• _Assigned task_:
Whenever the word "JSON" appears in a line of the data below, copy that line.

• _Element data from apps and pages_:

· · ·

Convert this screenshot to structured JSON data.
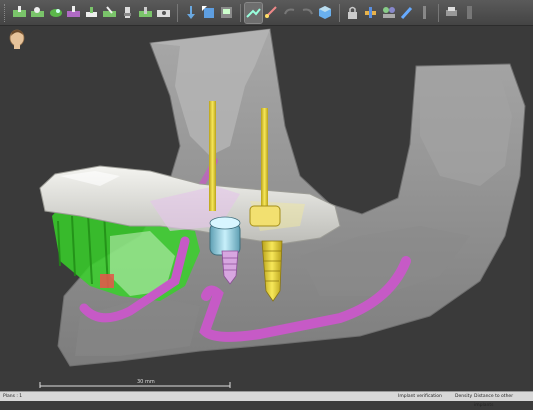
{
  "toolbar": {
    "buttons": [
      {
        "icon": "implant-plan-icon",
        "active": false
      },
      {
        "icon": "implant-layers-icon",
        "active": false
      },
      {
        "icon": "implant-green-icon",
        "active": false
      },
      {
        "icon": "implant-purple-icon",
        "active": false
      },
      {
        "icon": "implant-abutment-icon",
        "active": false
      },
      {
        "icon": "implant-tilt-icon",
        "active": false
      },
      {
        "icon": "implant-sleeve-icon",
        "active": false
      },
      {
        "icon": "implant-drill-icon",
        "active": false
      },
      {
        "icon": "implant-camera-icon",
        "active": false
      },
      {
        "icon": "anchor-pin-icon",
        "active": false
      },
      {
        "icon": "transform-icon",
        "active": false
      },
      {
        "icon": "save-view-icon",
        "active": false
      },
      {
        "icon": "view-align-icon",
        "active": true
      },
      {
        "icon": "measure-icon",
        "active": false
      },
      {
        "icon": "undo-icon",
        "active": false
      },
      {
        "icon": "redo-icon",
        "active": false
      },
      {
        "icon": "cube-view-icon",
        "active": false
      },
      {
        "icon": "lock-icon",
        "active": false
      },
      {
        "icon": "tools-icon",
        "active": false
      },
      {
        "icon": "people-icon",
        "active": false
      },
      {
        "icon": "brush-icon",
        "active": false
      },
      {
        "icon": "ruler-icon",
        "active": false
      },
      {
        "icon": "print-icon",
        "active": false
      },
      {
        "icon": "expand-icon",
        "active": false
      }
    ]
  },
  "viewport": {
    "scale_label": "30 mm"
  },
  "statusbar": {
    "planes": "Plans : 1",
    "implant_verification": "Implant verification",
    "density": "Density",
    "distance": "Distance to other implants"
  },
  "colors": {
    "background": "#3a3a3a",
    "bone": "#9b9b9b",
    "teeth_green": "#38d12a",
    "nerve_purple": "#c65ac6",
    "implant_yellow": "#e6d23a",
    "guide_white": "#e8e8e4",
    "sleeve_cyan": "#9fd8e8"
  }
}
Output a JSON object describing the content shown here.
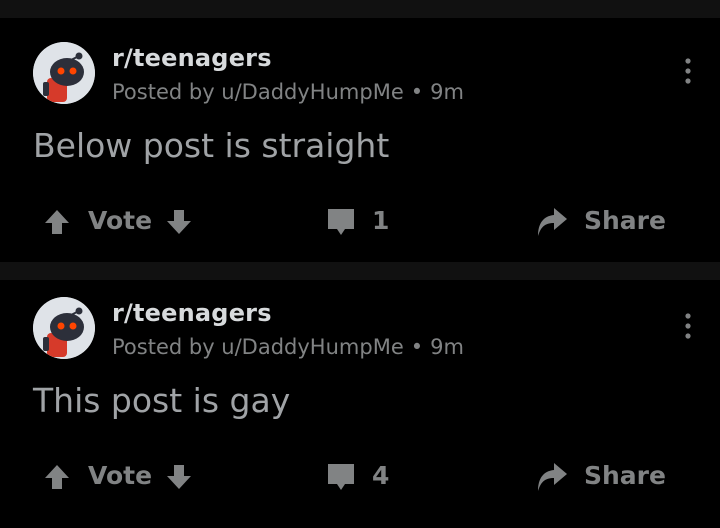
{
  "posts": [
    {
      "subreddit": "r/teenagers",
      "posted_by": "Posted by u/DaddyHumpMe",
      "separator": "•",
      "age": "9m",
      "title": "Below post is straight",
      "vote_label": "Vote",
      "comment_count": "1",
      "share_label": "Share"
    },
    {
      "subreddit": "r/teenagers",
      "posted_by": "Posted by u/DaddyHumpMe",
      "separator": "•",
      "age": "9m",
      "title": "This post is gay",
      "vote_label": "Vote",
      "comment_count": "4",
      "share_label": "Share"
    }
  ],
  "icons": {
    "upvote": "upvote-arrow-icon",
    "downvote": "downvote-arrow-icon",
    "comment": "comment-bubble-icon",
    "share": "share-arrow-icon",
    "more": "more-options-kebab-icon",
    "avatar": "subreddit-avatar-icon"
  },
  "colors": {
    "background": "#000000",
    "divider": "#111111",
    "primary_text": "#d7dadc",
    "secondary_text": "#818384",
    "title_text": "#a0a3a6"
  }
}
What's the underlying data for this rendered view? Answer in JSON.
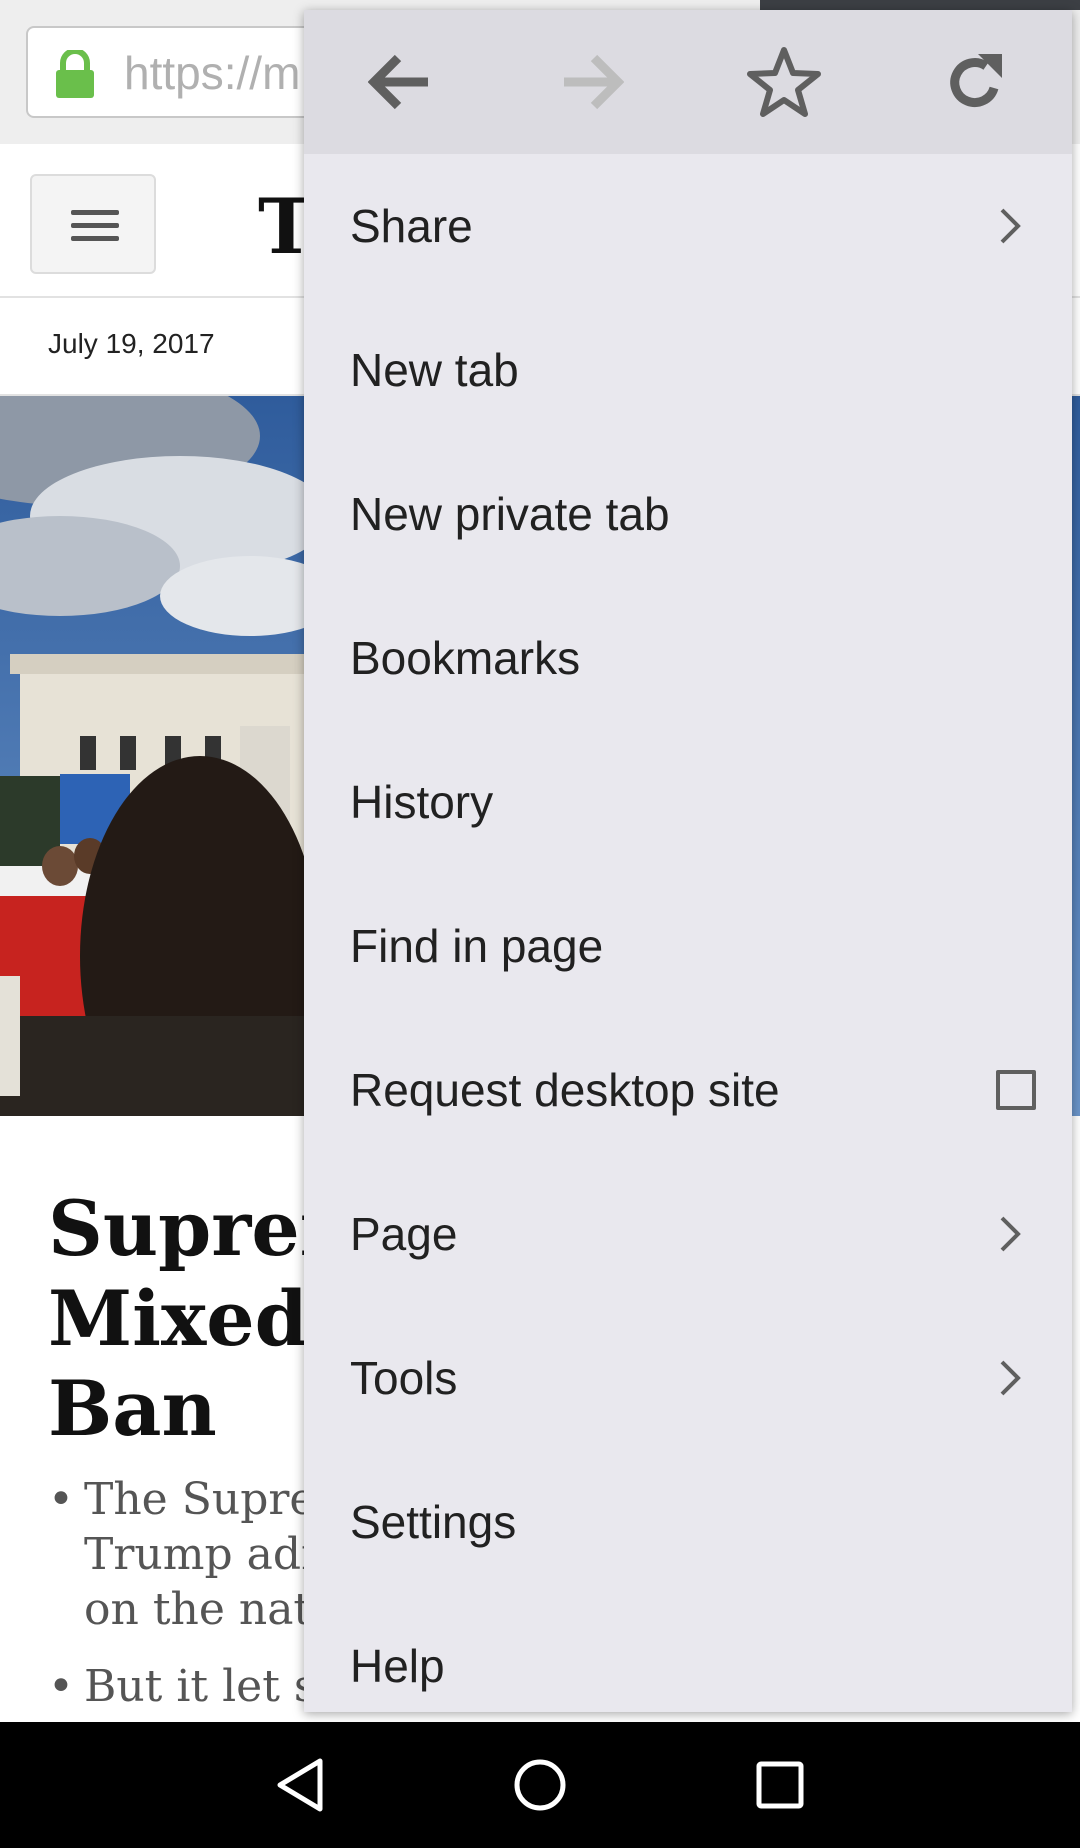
{
  "browser": {
    "url_text": "https://m"
  },
  "site": {
    "logo": "T",
    "date": "July 19, 2017",
    "headline_lines": [
      "Supren",
      "Mixed",
      "Ban"
    ],
    "bullets": [
      [
        "The Supren",
        "Trump adr",
        "on the nati"
      ],
      [
        "But it let st"
      ]
    ]
  },
  "menu": {
    "toolbar": [
      "back-icon",
      "forward-icon",
      "star-icon",
      "refresh-icon"
    ],
    "items": [
      {
        "label": "Share",
        "trailing": "chevron"
      },
      {
        "label": "New tab",
        "trailing": ""
      },
      {
        "label": "New private tab",
        "trailing": ""
      },
      {
        "label": "Bookmarks",
        "trailing": ""
      },
      {
        "label": "History",
        "trailing": ""
      },
      {
        "label": "Find in page",
        "trailing": ""
      },
      {
        "label": "Request desktop site",
        "trailing": "checkbox",
        "checked": false
      },
      {
        "label": "Page",
        "trailing": "chevron"
      },
      {
        "label": "Tools",
        "trailing": "chevron"
      },
      {
        "label": "Settings",
        "trailing": ""
      },
      {
        "label": "Help",
        "trailing": ""
      }
    ]
  },
  "navbar": [
    "back-triangle-icon",
    "home-circle-icon",
    "recents-square-icon"
  ],
  "colors": {
    "menu_bg": "#e9e8ee",
    "toolbar_bg": "#dcdbe1",
    "lock": "#6abf4b",
    "icon_dark": "#5f5f5f",
    "icon_disabled": "#bdbdbd"
  }
}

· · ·

• _Answer for the task_:
Convert this screenshot to structured JSON data.
Output a JSON object describing the content shown here.
What's the underlying data for this rendered view? Answer in JSON.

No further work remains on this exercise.